Help the NYU Upstanders bring clarity to this statement and ensure that students know that they are fine unless there has been a serious breach. If you're interested in participating, please let us know by clicking here.
Explore the host of offerings at the NYU Wellness Exchange—your key to accessing 24/7 health resources--including zone trainings listed below. Sign up as individuals or groups to receive tools and training to navigate and understand these nuanced situations.
Office of Civic Engagement
Looking for a great way to give back to the community? The NYU Office of Civic Engagement provides opportunities for students to develop deeper and richer partnerships with local non-profit organizations, public schools, city government, and civic organizations through several employment and service programs. Commonly referred to as community service, volunteerism, or public service, civic engagement at NYU refers to both individual and collective initiatives designed to identify and address community needs and public concerns.

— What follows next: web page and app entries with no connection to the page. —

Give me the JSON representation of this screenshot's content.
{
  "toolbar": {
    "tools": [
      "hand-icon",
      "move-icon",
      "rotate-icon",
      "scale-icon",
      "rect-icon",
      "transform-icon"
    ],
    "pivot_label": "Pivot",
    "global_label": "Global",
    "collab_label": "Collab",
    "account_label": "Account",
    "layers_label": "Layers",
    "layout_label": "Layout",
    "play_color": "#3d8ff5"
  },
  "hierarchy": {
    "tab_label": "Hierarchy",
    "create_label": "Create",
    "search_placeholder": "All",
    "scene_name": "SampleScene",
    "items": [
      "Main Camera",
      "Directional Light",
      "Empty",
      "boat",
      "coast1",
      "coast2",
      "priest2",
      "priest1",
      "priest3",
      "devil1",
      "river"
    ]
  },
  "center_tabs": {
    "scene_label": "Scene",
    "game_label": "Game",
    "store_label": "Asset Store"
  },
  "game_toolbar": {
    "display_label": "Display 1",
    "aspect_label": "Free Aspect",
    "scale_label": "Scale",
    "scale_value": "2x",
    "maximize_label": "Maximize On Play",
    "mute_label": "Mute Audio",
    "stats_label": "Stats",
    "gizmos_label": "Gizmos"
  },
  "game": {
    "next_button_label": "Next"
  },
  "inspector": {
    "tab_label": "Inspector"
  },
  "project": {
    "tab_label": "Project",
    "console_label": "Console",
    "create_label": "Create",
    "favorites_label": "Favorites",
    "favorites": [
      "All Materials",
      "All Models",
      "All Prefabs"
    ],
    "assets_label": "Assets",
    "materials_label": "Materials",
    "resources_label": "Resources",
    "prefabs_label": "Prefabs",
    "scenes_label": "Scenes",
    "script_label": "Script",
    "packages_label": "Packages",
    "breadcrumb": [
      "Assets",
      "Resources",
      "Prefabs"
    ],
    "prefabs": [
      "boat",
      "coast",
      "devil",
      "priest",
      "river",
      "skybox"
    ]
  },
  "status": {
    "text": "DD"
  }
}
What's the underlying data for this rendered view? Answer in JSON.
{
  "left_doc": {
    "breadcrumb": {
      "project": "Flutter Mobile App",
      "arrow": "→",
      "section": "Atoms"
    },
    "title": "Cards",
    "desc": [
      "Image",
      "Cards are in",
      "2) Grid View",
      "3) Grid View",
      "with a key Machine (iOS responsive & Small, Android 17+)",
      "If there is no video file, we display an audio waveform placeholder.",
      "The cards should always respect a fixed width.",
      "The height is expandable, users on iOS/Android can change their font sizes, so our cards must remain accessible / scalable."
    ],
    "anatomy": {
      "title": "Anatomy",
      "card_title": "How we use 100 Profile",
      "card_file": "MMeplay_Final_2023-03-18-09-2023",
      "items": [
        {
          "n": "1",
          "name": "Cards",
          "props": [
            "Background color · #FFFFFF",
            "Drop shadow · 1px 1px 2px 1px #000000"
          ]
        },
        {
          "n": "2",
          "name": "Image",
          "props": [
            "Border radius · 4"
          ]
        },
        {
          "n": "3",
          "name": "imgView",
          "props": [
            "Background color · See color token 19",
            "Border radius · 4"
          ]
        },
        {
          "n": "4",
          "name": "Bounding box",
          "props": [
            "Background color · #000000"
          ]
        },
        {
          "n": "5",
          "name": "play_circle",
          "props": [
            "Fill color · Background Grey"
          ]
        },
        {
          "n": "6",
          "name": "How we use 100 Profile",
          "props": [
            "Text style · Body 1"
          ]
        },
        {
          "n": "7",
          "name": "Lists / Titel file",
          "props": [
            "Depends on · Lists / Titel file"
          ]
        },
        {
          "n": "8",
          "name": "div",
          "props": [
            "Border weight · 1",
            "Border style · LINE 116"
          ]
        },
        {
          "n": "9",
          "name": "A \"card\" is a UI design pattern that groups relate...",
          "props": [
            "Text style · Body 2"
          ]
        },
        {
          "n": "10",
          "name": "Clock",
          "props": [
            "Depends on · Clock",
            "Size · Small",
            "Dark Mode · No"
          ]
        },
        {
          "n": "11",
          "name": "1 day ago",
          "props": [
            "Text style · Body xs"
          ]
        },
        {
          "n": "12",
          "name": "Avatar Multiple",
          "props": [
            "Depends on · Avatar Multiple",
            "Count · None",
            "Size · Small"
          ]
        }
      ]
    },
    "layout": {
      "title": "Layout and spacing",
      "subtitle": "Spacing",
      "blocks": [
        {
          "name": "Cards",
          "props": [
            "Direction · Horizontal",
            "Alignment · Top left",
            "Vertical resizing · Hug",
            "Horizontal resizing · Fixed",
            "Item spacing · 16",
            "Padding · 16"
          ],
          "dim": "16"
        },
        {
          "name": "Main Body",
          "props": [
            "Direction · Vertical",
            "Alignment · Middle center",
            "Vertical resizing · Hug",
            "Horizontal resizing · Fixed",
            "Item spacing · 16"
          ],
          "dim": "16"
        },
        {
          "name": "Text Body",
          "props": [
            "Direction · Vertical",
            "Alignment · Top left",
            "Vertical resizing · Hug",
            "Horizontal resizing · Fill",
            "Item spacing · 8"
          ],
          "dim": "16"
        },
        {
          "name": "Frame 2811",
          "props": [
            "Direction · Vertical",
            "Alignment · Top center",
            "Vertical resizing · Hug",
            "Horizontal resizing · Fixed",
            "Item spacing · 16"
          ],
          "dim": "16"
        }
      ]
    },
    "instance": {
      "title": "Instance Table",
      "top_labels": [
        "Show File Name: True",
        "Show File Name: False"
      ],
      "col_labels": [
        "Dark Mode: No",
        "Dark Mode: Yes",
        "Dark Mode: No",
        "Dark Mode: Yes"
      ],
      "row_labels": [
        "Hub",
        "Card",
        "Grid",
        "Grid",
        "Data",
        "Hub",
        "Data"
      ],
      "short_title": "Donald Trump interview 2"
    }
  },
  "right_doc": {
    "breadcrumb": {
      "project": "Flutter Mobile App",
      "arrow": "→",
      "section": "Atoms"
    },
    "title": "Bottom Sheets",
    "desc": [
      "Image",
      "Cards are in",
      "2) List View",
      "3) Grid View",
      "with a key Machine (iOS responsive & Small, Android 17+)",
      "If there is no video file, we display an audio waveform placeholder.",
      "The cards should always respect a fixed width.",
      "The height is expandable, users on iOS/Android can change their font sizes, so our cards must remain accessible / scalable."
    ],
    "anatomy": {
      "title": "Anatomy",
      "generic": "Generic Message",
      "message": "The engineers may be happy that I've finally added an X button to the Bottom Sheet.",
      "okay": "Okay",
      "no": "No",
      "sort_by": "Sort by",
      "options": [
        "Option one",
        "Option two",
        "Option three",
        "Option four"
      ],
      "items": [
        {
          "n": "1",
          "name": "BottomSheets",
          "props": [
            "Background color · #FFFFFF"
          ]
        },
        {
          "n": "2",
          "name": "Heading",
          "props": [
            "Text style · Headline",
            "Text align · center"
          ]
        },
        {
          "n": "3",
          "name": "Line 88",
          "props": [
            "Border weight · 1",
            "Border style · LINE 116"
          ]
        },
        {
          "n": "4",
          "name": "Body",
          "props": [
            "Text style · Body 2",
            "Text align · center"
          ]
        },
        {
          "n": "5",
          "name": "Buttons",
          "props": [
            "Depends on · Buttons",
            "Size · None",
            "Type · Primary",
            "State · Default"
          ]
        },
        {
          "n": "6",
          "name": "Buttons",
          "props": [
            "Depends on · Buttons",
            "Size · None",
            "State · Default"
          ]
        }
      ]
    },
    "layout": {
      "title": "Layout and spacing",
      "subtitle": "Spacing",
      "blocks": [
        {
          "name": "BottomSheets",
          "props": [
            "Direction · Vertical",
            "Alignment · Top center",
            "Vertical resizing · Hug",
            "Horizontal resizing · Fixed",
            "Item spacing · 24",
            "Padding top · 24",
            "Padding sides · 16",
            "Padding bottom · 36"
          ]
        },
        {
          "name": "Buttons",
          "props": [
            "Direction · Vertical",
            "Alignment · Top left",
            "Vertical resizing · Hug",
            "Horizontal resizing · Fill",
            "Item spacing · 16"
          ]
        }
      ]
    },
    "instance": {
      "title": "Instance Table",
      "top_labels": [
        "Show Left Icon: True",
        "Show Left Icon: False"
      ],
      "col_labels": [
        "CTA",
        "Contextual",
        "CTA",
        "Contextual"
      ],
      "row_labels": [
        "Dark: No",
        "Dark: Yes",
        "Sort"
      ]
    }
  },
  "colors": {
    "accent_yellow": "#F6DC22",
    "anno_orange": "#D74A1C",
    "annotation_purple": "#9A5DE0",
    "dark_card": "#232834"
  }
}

Find out about one-day and episodic service projects to year-long opportunities working alongside community partners locally, nationally, and globally.
Office of Equal Opportunity
New York University's Office of Equal Opportunity (OEO) collaborates with the NYU community in promoting diversity, cultural sensitivity, and equal opportunity in academic excellence, scholarship, teaching, and service. Email: email@example.com
he following services fall under the Office of Equal Opportunity:
- Affirmative Action
- Non-discrimination & Anti-Harassment
- Title IX -- Title IX of the Education Amendments of 1972 (Title IX) prohibits discrimination on the basis of sex in educational programs. It protects victims of sexual or gender-based bullying and harassment and survivors of gender-based violence. Protection from the discrimination on the basis of sex includes protection from being retaliated against for filing a complaint of discrimination or harassment.
The University’s Title IX Coordinator is a resource for any questions or concerns about sexual harassment, sexual violence, or sexual misconduct and is available to discuss your rights and judicial options. The Title IX Coordinator can also assist you in obtaining academic or residential assistance.
Mary Signor, Title IX Coordinator
Executive Director, Office of Equal Opportunity
726 Broadway, Room 721
New York, New York 10003
Phone: (212) 998-2352
NYU Public Safety
The mission of New York University's Department of Public Safety is to create a safe and secure environment for students, faculty, staff, and visitors to pursue their educational and professional goals across the Global Network University. NYU Public Safety is available 24/7.
Safe Ride Van Service - 212-992-VANS (8267). Public safety also offers Safe Ride Van service. These vans provide all overnight service. This is an on-call, shared ride van service which is available for transportation to and from NYU facilities during the Academic Term from 12 midnight to 6:30am. The average wait time for a van is 15 minutes, but wait times during busy periods may be longer.